"I got this," Lenny tells him. "You guys finish up with Oliver. I'm gonna take the Davids for a stroll." She gives David a push towards the door.

"Bring Divad back soon so he can help me with my analysis," Cary calls after her.

"Relay going off— Now," Oliver says.

“That was— Wow,” Kerry says, still taking it in. She turns to Cary. “Do you really miss me?”

“Oh Kerry, of course I do,” Cary says, heartfelt. “But I’m so proud of you. Seeing you thrive like this— It means more to me than anything.”

Kerry’s absolutely thrilled by that. “You know, you can be inside me, if you want.

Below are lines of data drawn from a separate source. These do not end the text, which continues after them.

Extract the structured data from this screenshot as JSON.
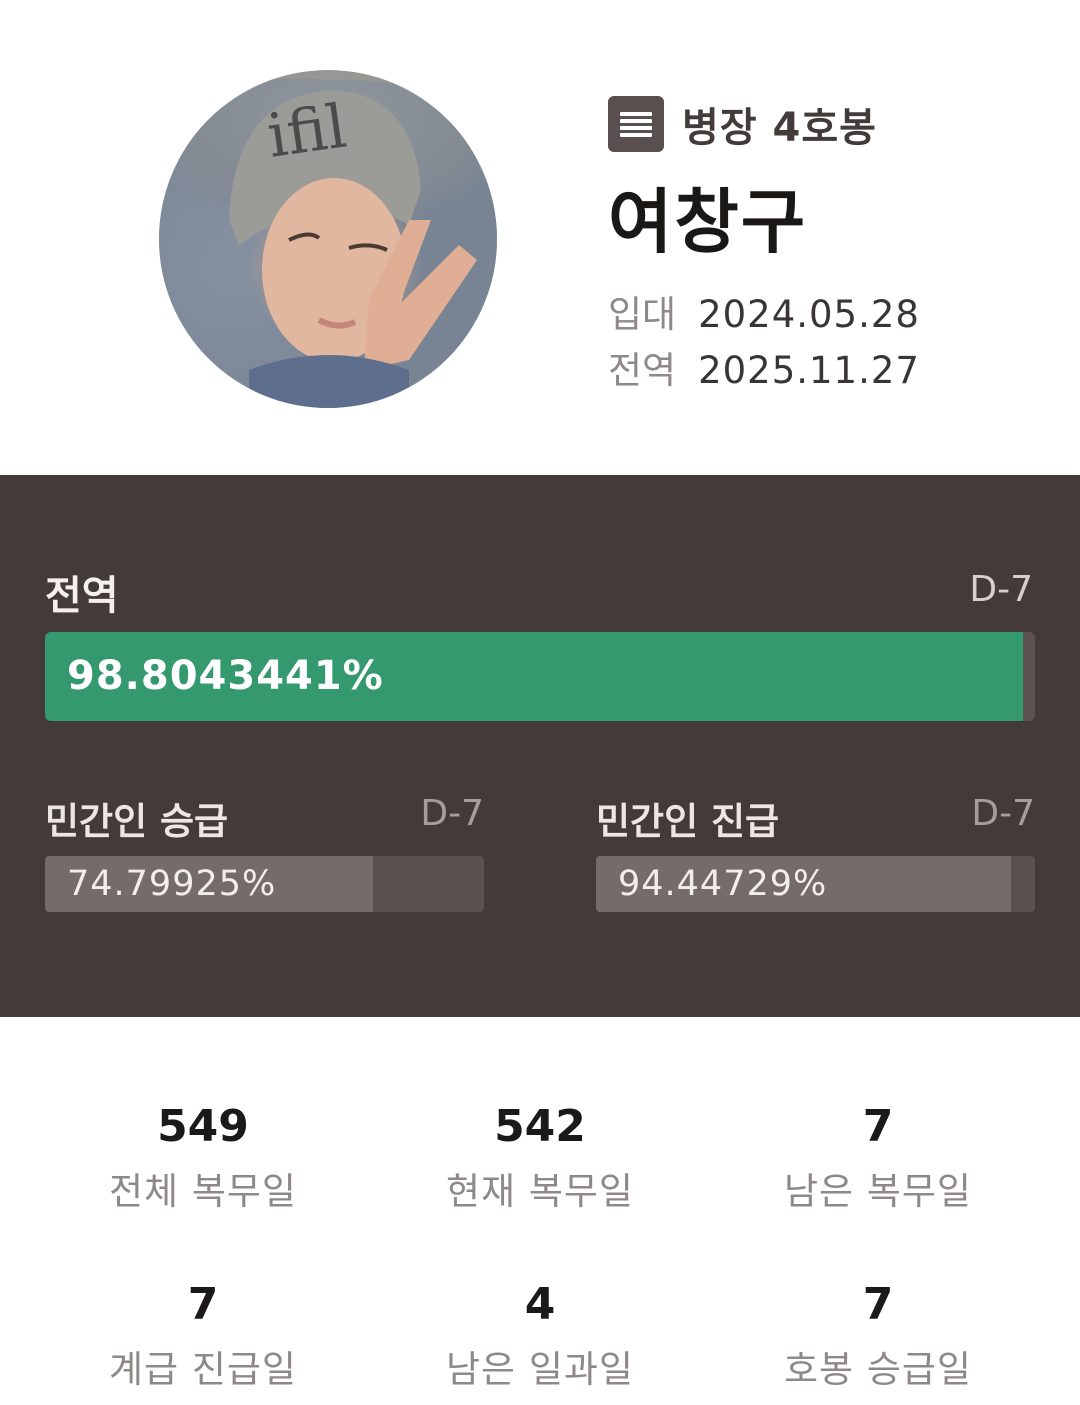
{
  "profile": {
    "rank_label": "병장 4호봉",
    "name": "여창구",
    "enlist_label": "입대",
    "enlist_date": "2024.05.28",
    "discharge_label": "전역",
    "discharge_date": "2025.11.27"
  },
  "progress": {
    "main": {
      "title": "전역",
      "dday": "D-7",
      "percent_text": "98.8043441%",
      "fraction": 0.988043441,
      "fill_color": "#34996f"
    },
    "promotion": {
      "title": "민간인 승급",
      "dday": "D-7",
      "percent_text": "74.79925%",
      "fraction": 0.7479925
    },
    "advance": {
      "title": "민간인 진급",
      "dday": "D-7",
      "percent_text": "94.44729%",
      "fraction": 0.9444729
    }
  },
  "stats": [
    {
      "value": "549",
      "label": "전체 복무일"
    },
    {
      "value": "542",
      "label": "현재 복무일"
    },
    {
      "value": "7",
      "label": "남은 복무일"
    },
    {
      "value": "7",
      "label": "계급 진급일"
    },
    {
      "value": "4",
      "label": "남은 일과일"
    },
    {
      "value": "7",
      "label": "호봉 승급일"
    }
  ],
  "icons": {
    "rank": "list-menu-icon"
  },
  "colors": {
    "panel_bg": "#433a39",
    "accent": "#34996f"
  }
}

We’re a system, you should be inside me sometimes, right? That’s how our system works. We share just like the Davids share. We should share more, too. I want to.”

“We should,” Cary says, warmly. “Not right now, of course. We have a great deal to do today. But— Later, certainly.”

Kerry’s disappointed, but she rallies quickly. “Maybe we can share at night, like the Davids will. Then we’ll only need one cot. And I can eat breakfast for us.”

“Let’s not get carried away,” Cary says, lightly.

“Yeah, you do love eating,” Kerry says. “I wouldn’t want you to stop doing something you love.”

Cary gives her a hug for that. “Let’s finish up with Oliver. Then we can have the relay back on and we’ll be able to hear the Davids again.”

“Yeah,” Kerry sighs, like the thought of it makes her feel— Complete.

Cary is very glad that no one can hear his thoughts. Then he remembers Oliver. He meets Oliver’s eyes.

‘Please don’t tell her,’ he thinks.

‘As you wish,’ Oliver thinks back. The presence of him in Cary’s head is as painfully familiar as the presence of the Davids. In a way, Oliver was part of his system too, back then. Another mind inside his own. And now Cary is an inside mind, and he’s meant to be inside of Kerry.

But he doesn’t want to be inside.